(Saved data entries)
++++++++++

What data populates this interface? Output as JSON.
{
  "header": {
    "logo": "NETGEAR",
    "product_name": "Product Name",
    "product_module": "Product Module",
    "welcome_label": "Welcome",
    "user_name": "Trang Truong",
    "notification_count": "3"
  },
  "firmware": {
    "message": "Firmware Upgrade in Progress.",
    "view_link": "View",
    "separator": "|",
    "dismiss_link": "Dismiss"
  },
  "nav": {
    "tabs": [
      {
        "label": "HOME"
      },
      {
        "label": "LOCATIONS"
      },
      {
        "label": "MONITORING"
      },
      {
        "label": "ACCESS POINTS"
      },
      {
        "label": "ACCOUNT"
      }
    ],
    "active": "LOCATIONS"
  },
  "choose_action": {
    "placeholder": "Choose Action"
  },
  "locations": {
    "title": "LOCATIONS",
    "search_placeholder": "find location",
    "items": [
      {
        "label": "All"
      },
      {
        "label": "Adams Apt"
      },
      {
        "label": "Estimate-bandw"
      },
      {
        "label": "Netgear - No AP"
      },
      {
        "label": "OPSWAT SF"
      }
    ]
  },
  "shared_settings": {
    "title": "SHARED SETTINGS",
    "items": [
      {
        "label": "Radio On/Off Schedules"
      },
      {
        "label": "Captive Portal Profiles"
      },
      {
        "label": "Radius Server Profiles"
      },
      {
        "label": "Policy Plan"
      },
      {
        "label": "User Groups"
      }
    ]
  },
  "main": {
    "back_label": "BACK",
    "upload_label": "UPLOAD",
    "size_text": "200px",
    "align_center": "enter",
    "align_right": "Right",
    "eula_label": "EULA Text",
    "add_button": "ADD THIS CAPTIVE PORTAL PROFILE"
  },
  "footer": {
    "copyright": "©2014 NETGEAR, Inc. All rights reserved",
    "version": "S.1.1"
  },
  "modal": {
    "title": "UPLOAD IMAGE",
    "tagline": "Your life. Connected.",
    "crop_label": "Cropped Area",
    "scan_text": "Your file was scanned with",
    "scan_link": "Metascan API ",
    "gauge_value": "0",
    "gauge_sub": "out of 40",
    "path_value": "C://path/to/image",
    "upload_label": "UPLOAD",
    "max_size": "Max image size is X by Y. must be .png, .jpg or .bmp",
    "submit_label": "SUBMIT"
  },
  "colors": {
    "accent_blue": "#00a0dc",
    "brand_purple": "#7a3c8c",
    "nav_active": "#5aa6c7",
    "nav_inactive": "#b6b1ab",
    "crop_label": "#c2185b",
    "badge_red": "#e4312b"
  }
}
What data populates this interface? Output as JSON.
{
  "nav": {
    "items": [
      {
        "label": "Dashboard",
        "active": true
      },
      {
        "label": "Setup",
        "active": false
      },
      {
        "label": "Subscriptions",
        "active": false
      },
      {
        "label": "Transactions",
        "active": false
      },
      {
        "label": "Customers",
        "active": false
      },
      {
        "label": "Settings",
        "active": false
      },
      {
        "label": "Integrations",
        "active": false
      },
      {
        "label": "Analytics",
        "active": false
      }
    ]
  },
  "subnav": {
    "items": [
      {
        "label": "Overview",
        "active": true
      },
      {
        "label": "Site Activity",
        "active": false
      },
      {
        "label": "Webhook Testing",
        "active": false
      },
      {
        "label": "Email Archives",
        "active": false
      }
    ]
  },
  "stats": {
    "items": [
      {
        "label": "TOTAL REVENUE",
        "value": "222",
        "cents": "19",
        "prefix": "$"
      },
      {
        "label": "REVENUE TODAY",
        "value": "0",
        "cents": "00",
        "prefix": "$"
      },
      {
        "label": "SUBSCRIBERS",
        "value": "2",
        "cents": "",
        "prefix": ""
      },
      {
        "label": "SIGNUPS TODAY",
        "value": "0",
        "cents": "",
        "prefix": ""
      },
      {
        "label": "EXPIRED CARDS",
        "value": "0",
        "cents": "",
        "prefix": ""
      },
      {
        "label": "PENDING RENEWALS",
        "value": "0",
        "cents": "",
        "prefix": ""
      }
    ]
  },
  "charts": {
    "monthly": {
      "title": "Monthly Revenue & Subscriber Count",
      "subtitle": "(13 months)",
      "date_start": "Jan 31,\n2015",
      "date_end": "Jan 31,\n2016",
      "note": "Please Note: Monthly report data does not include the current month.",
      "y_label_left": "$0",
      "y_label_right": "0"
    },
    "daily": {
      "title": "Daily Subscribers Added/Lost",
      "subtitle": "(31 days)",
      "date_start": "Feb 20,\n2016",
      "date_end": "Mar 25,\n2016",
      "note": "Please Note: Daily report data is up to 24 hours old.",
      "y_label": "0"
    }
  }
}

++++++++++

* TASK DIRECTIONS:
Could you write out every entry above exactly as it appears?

* RESPONSE FOR THIS EXERCISE:
What data populates this interface? Output as JSON.
{
  "header": {
    "logo": "NETGEAR",
    "product_name": "Product Name",
    "product_module": "Product Module",
    "welcome_label": "Welcome",
    "user_name": "Trang Truong",
    "notification_count": "3"
  },
  "firmware": {
    "message": "Firmware Upgrade in Progress.",
    "view_link": "View",
    "separator": "|",
    "dismiss_link": "Dismiss"
  },
  "nav": {
    "tabs": [
      {
        "label": "HOME"
      },
      {
        "label": "LOCATIONS"
      },
      {
        "label": "MONITORING"
      },
      {
        "label": "ACCESS POINTS"
      },
      {
        "label": "ACCOUNT"
      }
    ],
    "active": "LOCATIONS"
  },
  "choose_action": {
    "placeholder": "Choose Action"
  },
  "locations": {
    "title": "LOCATIONS",
    "search_placeholder": "find location",
    "items": [
      {
        "label": "All"
      },
      {
        "label": "Adams Apt"
      },
      {
        "label": "Estimate-bandw"
      },
      {
        "label": "Netgear - No AP"
      },
      {
        "label": "OPSWAT SF"
      }
    ]
  },
  "shared_settings": {
    "title": "SHARED SETTINGS",
    "items": [
      {
        "label": "Radio On/Off Schedules"
      },
      {
        "label": "Captive Portal Profiles"
      },
      {
        "label": "Radius Server Profiles"
      },
      {
        "label": "Policy Plan"
      },
      {
        "label": "User Groups"
      }
    ]
  },
  "main": {
    "back_label": "BACK",
    "upload_label": "UPLOAD",
    "size_text": "200px",
    "align_center": "enter",
    "align_right": "Right",
    "eula_label": "EULA Text",
    "add_button": "ADD THIS CAPTIVE PORTAL PROFILE"
  },
  "footer": {
    "copyright": "©2014 NETGEAR, Inc. All rights reserved",
    "version": "S.1.1"
  },
  "modal": {
    "title": "UPLOAD IMAGE",
    "tagline": "Your life. Connected.",
    "crop_label": "Cropped Area",
    "scan_text": "Your file was scanned with",
    "scan_link": "Metascan API ",
    "gauge_value": "0",
    "gauge_sub": "out of 40",
    "path_value": "C://path/to/image",
    "upload_label": "UPLOAD",
    "max_size": "Max image size is X by Y. must be .png, .jpg or .bmp",
    "submit_label": "SUBMIT"
  },
  "colors": {
    "accent_blue": "#00a0dc",
    "brand_purple": "#7a3c8c",
    "nav_active": "#5aa6c7",
    "nav_inactive": "#b6b1ab",
    "crop_label": "#c2185b",
    "badge_red": "#e4312b"
  }
}
What data populates this interface? Output as JSON.
{
  "nav": {
    "items": [
      {
        "label": "Dashboard",
        "active": true
      },
      {
        "label": "Setup",
        "active": false
      },
      {
        "label": "Subscriptions",
        "active": false
      },
      {
        "label": "Transactions",
        "active": false
      },
      {
        "label": "Customers",
        "active": false
      },
      {
        "label": "Settings",
        "active": false
      },
      {
        "label": "Integrations",
        "active": false
      },
      {
        "label": "Analytics",
        "active": false
      }
    ]
  },
  "subnav": {
    "items": [
      {
        "label": "Overview",
        "active": true
      },
      {
        "label": "Site Activity",
        "active": false
      },
      {
        "label": "Webhook Testing",
        "active": false
      },
      {
        "label": "Email Archives",
        "active": false
      }
    ]
  },
  "stats": {
    "items": [
      {
        "label": "TOTAL REVENUE",
        "value": "222",
        "cents": "19",
        "prefix": "$"
      },
      {
        "label": "REVENUE TODAY",
        "value": "0",
        "cents": "00",
        "prefix": "$"
      },
      {
        "label": "SUBSCRIBERS",
        "value": "2",
        "cents": "",
        "prefix": ""
      },
      {
        "label": "SIGNUPS TODAY",
        "value": "0",
        "cents": "",
        "prefix": ""
      },
      {
        "label": "EXPIRED CARDS",
        "value": "0",
        "cents": "",
        "prefix": ""
      },
      {
        "label": "PENDING RENEWALS",
        "value": "0",
        "cents": "",
        "prefix": ""
      }
    ]
  },
  "charts": {
    "monthly": {
      "title": "Monthly Revenue & Subscriber Count",
      "subtitle": "(13 months)",
      "date_start": "Jan 31,\n2015",
      "date_end": "Jan 31,\n2016",
      "note": "Please Note: Monthly report data does not include the current month.",
      "y_label_left": "$0",
      "y_label_right": "0"
    },
    "daily": {
      "title": "Daily Subscribers Added/Lost",
      "subtitle": "(31 days)",
      "date_start": "Feb 20,\n2016",
      "date_end": "Mar 25,\n2016",
      "note": "Please Note: Daily report data is up to 24 hours old.",
      "y_label": "0"
    }
  }
}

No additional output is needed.